[[ Extracted information, beginning ]]

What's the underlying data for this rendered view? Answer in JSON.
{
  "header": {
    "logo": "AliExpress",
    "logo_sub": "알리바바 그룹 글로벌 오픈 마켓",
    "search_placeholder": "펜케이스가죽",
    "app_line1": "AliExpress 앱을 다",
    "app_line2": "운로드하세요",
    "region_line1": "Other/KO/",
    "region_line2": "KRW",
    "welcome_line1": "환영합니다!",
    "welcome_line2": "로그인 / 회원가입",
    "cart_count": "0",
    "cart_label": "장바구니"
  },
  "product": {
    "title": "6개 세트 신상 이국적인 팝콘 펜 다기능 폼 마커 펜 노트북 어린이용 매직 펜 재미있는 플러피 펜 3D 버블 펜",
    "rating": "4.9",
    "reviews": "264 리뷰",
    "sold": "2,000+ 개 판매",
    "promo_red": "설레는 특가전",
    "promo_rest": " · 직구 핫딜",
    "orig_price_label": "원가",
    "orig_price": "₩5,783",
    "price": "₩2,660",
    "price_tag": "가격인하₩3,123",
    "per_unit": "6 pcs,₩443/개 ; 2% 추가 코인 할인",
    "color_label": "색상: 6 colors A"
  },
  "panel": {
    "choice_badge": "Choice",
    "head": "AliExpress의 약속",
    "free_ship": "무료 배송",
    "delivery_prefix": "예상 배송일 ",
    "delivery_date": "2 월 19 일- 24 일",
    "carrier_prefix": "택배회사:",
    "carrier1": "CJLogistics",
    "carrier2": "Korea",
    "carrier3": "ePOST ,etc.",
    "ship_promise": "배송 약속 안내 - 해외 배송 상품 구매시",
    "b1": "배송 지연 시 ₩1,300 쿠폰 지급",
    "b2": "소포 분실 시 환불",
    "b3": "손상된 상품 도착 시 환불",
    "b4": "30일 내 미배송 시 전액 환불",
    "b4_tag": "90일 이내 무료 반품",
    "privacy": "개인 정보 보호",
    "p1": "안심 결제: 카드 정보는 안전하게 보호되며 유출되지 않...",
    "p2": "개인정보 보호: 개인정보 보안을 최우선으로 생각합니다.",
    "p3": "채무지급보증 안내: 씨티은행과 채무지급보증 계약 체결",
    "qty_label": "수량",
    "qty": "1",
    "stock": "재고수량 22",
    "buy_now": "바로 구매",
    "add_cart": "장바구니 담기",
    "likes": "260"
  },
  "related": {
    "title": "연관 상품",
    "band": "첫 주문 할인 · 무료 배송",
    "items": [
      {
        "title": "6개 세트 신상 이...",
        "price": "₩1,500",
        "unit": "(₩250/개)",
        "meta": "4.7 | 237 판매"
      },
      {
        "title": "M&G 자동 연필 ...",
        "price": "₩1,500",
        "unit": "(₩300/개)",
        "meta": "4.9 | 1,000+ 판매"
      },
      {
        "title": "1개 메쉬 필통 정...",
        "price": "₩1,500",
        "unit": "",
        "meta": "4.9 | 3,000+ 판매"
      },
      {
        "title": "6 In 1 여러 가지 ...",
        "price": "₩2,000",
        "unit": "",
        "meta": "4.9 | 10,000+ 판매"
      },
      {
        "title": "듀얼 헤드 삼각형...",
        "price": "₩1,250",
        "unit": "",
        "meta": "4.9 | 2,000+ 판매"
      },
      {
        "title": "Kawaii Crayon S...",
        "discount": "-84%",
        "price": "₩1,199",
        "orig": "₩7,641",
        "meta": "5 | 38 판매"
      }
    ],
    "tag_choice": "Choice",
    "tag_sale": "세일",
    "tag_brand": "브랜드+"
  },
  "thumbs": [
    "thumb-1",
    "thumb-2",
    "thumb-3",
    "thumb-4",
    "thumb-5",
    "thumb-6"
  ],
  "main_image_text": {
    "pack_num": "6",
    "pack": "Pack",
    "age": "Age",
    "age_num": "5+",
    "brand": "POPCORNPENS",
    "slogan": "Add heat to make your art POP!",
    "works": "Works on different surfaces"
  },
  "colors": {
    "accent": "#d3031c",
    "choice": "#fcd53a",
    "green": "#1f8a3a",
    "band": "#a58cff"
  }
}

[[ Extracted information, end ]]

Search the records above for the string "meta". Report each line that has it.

        "meta": "4.7 | 237 판매"
        "meta": "4.9 | 1,000+ 판매"
        "meta": "4.9 | 3,000+ 판매"
        "meta": "4.9 | 10,000+ 판매"
        "meta": "4.9 | 2,000+ 판매"
        "meta": "5 | 38 판매"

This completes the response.